Security Model

A Security Model helps to ensure that information has the appropriate protection for access, privacy and integrity making it available to those who need it.

A Security Model defines access provisions to Information Assets in order to protect from unauthorised access, use, disclosure, disruption, modification, perusal, inspection, recording or destruction. It provides confidentiality, integrity and availability of information in line with relevant
standards including ISO27001.

File Naming Conventions

A set of File Naming Conventions is a guide for what to call files. This guide provides a standards for how to quickly, easily and consistently name files. A common set of File Naming Conventions will ensure that files are consistently named which means they are easy to name, store and find not only by the author / manager of the files but by anybody and everybody in the organisation.

File Plan

A file plan is a hierarchical set of folders. It enables files to be organised and stored data in a way that supports business activities. A file plan uses existing personal or shared folders. It is a simple instrument for all staff and is not an application or software system.

A file plan is a simple, pragmatic, intuitive tool that facilitates filing and finding documents.

Email Guidelines

Email Guidelines is a set of instructions for how to manage emails. The Guidelines help define the responsibilities of authors, recipients and those copied with what to put in the subject line, how many topics should be addressed in the email, who needs to take action and who needs just
to be informed, who needs to save important emails, what to do with attachments and so on.

Email is the most time consuming activity of most knowledge workers. Email is also a critical business system and is discoverable in litigation. We are swamped with emails, largely because of poor email management practices.
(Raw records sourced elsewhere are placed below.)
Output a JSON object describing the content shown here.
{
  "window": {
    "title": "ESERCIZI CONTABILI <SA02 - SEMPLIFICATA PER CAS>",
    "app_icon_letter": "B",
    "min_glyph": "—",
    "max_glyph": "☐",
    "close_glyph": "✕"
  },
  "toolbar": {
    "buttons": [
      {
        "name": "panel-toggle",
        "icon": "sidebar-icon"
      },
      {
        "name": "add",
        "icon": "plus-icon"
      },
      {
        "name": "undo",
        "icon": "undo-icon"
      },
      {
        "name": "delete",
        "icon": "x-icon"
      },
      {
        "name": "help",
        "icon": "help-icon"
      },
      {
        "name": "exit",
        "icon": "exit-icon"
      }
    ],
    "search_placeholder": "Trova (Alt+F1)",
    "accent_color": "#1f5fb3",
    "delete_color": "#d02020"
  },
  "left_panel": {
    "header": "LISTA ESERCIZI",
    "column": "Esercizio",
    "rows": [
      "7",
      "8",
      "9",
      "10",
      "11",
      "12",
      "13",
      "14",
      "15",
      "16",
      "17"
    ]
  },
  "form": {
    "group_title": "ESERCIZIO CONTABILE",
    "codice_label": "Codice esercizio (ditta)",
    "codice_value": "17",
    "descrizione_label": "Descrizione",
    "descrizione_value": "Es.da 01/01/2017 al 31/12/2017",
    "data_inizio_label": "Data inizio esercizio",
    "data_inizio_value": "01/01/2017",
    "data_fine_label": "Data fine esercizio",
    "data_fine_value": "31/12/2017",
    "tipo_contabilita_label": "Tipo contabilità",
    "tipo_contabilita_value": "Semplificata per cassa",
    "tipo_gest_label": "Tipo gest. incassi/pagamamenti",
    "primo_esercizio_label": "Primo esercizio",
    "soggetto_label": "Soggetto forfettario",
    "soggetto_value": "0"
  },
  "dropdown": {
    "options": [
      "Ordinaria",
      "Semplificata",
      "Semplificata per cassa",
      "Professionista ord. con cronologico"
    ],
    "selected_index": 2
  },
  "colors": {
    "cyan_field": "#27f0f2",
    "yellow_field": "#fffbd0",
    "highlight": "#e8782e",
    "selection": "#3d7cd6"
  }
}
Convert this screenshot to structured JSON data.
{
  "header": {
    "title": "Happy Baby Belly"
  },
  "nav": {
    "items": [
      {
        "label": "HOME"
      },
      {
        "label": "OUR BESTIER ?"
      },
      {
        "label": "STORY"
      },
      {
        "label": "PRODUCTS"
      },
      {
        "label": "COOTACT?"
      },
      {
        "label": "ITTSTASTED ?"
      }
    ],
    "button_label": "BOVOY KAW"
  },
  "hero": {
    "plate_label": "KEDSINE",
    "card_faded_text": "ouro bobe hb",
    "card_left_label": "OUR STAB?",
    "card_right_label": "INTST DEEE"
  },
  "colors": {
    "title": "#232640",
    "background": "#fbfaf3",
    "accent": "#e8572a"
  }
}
The adoption of email guidelines drives significant productivity improvements and risk mitigation.

What Goes Where Tool

For organisations that strive for Information Assets that have the attributes of a single source of truth with a single place for everything and everything in its place and easy storage, access and use, a What Goes Where Tool provides a simple and pragmatic tool to assist with meeting that goal.